  • Allen Paulson
    Dec. at 78 (1922-2000)
    • Birthplace: Clinton, Iowa
    Allen Eugene Paulson (April 22, 1922 – July 19, 2000) was an American businessman.
    • Birthplace: Los Angeles, California
    Andrew Mishkin (born c. 1958 in Los Angeles) is a senior systems engineer at the Jet Propulsion Laboratory, where he coordinated the development of various robotic vehicles and their subsystems for more than 15 years. He was on the Sojourner rover team at its formation, eventually leading the team and commanding the rover during its exploration of Mars. In 1997 he received the NASA Exceptional Achievement Medal and was also selected as one of "The 35 People Who Made the Year" in the December issue of Vanity Fair magazine.
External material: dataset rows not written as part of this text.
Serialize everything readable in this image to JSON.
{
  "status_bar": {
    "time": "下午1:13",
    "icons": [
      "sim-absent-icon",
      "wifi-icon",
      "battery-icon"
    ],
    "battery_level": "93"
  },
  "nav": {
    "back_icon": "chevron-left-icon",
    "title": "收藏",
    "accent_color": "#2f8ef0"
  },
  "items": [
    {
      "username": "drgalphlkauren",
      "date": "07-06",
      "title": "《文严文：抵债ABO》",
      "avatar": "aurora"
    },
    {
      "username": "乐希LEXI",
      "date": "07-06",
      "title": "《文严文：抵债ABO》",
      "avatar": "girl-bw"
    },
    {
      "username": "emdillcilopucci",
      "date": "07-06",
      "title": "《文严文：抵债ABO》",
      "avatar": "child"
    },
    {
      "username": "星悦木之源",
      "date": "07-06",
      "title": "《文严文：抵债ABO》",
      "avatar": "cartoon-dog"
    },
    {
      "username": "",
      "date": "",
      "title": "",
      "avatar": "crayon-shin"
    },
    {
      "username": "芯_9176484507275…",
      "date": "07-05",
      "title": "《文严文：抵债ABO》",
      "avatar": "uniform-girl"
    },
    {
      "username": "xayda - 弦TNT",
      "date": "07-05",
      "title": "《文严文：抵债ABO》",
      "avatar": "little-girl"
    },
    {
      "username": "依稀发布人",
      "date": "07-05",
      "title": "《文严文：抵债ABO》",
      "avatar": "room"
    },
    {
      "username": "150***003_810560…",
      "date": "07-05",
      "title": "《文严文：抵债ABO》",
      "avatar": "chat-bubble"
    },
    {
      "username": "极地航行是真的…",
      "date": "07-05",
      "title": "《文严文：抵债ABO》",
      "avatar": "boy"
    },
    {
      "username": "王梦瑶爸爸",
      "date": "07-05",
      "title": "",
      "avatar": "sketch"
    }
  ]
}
He grew up in West Los Angeles, graduated from University High School (Los Angeles, California), and then obtained a BS degree in Systems Engineering (man/machine systems) and an MS in Engineering (problem solving and decision making) from UCLA. He is a member of Sigma Xi, Tau Beta Pi and Phi Beta Kappa. His wife, Sharon, is also an MER Systems Engineer. In 2003 he wrote the book Sojourner: An Insider's View of the Mars Pathfinder Mission.